ASSIGNED TASK: Examine each line of the data. Copy the line if it includes the word "icon".
────────────────────
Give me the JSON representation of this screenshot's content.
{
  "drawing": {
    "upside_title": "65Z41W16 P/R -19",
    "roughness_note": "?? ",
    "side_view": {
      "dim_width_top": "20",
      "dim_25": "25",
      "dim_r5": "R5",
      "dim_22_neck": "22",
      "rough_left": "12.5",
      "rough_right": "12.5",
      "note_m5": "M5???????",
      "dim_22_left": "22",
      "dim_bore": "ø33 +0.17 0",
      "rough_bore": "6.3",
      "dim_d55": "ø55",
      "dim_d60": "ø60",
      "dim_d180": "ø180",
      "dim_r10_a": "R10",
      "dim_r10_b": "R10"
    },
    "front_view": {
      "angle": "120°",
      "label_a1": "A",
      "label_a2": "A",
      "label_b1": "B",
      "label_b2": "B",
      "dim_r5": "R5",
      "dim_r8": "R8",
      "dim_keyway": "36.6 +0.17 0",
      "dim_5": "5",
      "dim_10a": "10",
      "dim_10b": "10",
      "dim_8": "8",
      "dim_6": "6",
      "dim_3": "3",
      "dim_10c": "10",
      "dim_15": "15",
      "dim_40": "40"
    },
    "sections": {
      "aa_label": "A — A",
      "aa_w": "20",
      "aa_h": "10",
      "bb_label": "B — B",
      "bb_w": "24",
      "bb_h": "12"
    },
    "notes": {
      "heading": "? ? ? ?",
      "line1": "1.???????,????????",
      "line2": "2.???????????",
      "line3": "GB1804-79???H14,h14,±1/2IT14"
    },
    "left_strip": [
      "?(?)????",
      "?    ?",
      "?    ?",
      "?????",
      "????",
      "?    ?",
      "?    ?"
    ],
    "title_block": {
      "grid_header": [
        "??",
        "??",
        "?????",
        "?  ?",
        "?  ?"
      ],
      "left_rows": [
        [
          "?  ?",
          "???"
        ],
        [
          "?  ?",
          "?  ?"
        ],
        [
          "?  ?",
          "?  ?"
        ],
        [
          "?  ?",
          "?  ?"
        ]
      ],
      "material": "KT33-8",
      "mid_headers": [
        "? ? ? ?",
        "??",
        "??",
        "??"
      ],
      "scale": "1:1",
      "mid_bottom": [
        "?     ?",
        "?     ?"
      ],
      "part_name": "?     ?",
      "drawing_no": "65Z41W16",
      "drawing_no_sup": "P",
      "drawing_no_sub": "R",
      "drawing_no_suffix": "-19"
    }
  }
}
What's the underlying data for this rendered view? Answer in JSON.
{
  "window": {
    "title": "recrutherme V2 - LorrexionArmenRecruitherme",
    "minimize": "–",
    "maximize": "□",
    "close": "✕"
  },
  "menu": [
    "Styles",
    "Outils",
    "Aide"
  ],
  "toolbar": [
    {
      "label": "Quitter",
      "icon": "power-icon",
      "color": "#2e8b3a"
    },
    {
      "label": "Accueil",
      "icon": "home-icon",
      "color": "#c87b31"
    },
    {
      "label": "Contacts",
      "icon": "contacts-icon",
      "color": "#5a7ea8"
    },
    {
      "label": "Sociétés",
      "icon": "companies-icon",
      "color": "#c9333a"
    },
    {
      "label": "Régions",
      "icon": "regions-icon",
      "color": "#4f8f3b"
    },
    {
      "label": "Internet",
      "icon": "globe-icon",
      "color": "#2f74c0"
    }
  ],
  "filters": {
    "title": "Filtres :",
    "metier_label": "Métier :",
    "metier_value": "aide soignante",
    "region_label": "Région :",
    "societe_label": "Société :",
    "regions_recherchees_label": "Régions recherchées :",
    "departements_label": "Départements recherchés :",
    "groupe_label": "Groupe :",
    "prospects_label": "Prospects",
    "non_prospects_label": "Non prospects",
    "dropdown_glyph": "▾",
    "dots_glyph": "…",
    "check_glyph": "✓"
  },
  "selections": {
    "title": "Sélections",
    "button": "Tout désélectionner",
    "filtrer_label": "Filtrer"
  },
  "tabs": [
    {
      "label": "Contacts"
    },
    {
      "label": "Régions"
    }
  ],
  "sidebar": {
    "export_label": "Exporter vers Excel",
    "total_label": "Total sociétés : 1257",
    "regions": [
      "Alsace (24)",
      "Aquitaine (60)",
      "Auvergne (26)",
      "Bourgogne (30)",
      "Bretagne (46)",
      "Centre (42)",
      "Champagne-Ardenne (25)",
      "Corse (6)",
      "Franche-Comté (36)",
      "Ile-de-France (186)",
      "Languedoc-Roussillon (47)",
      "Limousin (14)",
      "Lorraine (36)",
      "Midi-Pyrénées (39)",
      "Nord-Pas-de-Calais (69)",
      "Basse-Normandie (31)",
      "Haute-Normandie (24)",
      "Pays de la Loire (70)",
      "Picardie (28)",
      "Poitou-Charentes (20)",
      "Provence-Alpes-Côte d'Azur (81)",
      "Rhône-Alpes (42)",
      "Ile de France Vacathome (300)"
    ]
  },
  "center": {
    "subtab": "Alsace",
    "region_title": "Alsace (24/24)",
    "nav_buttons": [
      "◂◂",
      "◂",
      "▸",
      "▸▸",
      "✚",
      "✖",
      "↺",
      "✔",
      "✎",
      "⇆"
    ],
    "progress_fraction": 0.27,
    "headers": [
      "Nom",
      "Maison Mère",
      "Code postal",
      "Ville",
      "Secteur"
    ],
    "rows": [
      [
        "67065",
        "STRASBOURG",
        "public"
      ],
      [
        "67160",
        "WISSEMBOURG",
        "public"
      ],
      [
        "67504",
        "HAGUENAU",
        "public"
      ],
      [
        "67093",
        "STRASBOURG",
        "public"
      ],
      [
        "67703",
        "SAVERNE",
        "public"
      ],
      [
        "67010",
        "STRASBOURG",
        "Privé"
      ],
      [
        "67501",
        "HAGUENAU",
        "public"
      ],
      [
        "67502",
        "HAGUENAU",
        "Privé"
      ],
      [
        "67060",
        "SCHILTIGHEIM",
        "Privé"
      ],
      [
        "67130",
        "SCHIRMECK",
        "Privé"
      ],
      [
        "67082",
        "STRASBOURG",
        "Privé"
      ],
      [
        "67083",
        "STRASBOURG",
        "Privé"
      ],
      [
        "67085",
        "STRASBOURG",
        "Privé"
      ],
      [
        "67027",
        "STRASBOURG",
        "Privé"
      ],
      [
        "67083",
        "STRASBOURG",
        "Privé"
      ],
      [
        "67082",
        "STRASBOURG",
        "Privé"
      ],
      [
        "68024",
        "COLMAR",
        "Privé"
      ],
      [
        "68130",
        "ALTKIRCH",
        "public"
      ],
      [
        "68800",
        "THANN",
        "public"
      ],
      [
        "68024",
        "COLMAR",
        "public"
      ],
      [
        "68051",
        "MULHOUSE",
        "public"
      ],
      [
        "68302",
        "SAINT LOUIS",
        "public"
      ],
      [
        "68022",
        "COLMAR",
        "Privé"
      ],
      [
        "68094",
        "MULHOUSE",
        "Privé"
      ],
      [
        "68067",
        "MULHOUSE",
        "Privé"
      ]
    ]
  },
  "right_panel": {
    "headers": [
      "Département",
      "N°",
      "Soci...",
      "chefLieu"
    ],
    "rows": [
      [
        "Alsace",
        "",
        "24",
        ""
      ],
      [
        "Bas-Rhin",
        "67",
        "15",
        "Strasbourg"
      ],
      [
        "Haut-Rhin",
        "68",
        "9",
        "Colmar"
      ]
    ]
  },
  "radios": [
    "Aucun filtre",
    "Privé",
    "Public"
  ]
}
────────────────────
RESPONSE FOR THIS EXERCISE:
      "icon": "power-icon",
      "icon": "home-icon",
      "icon": "contacts-icon",
      "icon": "companies-icon",
      "icon": "regions-icon",
      "icon": "globe-icon",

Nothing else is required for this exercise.